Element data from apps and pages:
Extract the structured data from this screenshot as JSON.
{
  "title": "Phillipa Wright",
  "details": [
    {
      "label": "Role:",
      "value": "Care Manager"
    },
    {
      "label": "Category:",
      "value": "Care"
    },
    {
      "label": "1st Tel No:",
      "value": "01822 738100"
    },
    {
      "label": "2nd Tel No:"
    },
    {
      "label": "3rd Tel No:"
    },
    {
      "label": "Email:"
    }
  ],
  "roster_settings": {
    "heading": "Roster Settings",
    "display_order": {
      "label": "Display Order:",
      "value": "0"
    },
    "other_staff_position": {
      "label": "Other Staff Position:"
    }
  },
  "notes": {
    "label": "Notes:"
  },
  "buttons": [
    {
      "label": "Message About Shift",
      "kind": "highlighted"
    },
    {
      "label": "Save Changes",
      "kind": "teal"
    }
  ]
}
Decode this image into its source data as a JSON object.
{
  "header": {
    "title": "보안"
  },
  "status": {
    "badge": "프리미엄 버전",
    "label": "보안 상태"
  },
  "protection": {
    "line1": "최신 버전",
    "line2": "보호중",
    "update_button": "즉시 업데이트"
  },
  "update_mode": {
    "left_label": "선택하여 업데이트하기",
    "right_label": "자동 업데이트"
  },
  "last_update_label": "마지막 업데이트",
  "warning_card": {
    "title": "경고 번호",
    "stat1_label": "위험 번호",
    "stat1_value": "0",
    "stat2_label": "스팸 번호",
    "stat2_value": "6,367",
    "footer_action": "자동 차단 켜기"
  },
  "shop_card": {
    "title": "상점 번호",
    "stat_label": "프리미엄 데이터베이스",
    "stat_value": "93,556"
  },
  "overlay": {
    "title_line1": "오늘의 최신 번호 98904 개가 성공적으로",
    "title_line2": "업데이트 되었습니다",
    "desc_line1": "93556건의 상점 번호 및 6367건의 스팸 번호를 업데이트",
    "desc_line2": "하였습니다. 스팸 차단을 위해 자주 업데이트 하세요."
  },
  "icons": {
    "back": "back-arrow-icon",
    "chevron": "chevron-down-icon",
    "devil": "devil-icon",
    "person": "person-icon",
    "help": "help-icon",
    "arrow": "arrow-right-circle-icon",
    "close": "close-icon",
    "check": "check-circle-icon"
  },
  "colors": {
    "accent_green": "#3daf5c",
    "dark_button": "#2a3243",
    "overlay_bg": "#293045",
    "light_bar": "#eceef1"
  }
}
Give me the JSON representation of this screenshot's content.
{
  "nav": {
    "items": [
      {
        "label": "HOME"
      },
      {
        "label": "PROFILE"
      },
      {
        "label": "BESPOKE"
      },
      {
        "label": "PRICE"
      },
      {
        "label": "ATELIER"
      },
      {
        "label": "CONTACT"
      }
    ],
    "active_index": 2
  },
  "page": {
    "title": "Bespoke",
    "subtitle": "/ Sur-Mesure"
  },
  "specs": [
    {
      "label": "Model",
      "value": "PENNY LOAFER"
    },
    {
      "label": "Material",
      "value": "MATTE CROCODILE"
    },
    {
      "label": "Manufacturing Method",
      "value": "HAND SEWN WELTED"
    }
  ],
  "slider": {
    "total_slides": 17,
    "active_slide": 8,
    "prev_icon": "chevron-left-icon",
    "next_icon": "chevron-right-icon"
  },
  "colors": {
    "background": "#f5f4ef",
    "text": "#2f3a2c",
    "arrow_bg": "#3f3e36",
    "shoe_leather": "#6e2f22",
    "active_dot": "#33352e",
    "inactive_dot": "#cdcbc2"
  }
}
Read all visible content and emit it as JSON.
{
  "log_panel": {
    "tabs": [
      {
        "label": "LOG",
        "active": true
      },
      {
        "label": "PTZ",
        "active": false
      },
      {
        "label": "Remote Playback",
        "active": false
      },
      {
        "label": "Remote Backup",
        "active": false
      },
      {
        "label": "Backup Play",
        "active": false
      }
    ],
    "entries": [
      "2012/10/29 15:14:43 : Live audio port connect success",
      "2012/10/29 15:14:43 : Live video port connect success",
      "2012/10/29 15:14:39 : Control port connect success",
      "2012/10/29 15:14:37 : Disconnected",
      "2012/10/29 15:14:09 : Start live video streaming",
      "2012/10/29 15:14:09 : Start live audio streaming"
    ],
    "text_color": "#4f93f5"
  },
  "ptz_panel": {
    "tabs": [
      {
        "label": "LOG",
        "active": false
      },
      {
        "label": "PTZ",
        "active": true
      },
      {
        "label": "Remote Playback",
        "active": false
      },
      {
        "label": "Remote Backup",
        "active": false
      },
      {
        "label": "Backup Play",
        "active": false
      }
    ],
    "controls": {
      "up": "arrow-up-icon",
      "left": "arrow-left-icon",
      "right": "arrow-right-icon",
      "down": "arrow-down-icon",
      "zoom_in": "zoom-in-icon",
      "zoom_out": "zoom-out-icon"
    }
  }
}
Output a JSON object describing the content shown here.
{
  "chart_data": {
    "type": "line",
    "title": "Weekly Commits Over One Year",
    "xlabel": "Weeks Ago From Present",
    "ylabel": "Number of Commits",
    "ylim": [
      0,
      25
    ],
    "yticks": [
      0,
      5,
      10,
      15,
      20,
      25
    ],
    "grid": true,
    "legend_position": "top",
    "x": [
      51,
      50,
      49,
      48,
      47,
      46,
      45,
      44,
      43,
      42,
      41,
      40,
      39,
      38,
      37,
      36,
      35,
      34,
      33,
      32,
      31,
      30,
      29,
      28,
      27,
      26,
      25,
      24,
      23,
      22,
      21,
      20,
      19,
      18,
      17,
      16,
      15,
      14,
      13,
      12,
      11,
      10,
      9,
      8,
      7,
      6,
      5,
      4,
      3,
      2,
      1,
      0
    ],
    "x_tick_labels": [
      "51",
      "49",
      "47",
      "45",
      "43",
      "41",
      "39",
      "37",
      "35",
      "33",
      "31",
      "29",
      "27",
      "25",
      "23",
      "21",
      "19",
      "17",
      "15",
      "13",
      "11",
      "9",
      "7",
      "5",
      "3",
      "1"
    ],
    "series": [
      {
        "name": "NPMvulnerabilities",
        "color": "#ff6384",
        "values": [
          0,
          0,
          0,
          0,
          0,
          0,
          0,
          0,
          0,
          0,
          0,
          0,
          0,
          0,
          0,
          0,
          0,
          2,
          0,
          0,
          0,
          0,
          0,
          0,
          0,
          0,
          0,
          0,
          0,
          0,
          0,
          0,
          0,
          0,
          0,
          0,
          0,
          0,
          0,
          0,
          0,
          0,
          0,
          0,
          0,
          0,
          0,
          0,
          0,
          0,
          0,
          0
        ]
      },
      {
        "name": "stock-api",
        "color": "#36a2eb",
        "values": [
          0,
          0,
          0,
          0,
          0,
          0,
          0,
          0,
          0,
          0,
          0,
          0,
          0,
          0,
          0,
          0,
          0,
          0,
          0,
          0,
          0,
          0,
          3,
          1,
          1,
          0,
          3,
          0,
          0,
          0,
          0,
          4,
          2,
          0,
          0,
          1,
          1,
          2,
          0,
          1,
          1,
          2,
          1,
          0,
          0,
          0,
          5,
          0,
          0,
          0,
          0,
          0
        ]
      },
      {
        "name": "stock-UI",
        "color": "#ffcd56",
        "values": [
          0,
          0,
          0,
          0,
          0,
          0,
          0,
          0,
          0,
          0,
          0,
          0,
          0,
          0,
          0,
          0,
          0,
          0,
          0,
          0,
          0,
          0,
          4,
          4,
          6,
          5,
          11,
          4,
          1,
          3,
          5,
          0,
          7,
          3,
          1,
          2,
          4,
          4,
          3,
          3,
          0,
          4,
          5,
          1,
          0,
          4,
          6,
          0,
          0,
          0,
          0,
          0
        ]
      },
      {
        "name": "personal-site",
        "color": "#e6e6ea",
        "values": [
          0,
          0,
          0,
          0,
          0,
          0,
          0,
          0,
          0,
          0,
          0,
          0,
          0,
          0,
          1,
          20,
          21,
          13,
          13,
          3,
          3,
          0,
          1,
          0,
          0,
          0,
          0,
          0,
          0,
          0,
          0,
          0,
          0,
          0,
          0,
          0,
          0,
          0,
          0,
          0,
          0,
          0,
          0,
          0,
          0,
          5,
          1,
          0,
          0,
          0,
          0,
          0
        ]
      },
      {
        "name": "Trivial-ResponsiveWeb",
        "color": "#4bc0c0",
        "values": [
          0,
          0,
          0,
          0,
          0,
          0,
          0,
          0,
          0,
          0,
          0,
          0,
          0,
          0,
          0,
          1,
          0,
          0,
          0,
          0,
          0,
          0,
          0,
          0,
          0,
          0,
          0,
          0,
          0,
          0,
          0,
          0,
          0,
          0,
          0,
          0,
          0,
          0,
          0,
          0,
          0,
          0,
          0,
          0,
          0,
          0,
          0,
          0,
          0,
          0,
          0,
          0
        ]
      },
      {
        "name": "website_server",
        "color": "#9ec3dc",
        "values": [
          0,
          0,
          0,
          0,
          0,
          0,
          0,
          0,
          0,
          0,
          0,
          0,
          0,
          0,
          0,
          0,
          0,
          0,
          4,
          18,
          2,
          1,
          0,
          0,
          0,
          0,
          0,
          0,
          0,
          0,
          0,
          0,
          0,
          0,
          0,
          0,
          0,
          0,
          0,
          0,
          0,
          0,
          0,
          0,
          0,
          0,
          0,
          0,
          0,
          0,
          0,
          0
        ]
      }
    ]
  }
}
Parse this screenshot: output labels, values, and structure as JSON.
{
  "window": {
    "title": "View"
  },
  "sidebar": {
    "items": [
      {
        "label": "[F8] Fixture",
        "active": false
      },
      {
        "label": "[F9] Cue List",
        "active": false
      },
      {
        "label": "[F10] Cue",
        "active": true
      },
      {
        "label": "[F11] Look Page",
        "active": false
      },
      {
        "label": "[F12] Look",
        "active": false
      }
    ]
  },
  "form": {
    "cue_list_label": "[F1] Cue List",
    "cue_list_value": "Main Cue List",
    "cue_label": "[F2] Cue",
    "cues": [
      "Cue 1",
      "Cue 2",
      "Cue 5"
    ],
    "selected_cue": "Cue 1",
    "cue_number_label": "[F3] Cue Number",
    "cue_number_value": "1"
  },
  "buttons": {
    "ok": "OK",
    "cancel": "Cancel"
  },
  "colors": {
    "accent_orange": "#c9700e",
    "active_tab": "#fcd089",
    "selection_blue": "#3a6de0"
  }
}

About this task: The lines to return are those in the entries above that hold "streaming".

Solution to this exercise:
      "2012/10/29 15:14:09 : Start live video streaming",
      "2012/10/29 15:14:09 : Start live audio streaming"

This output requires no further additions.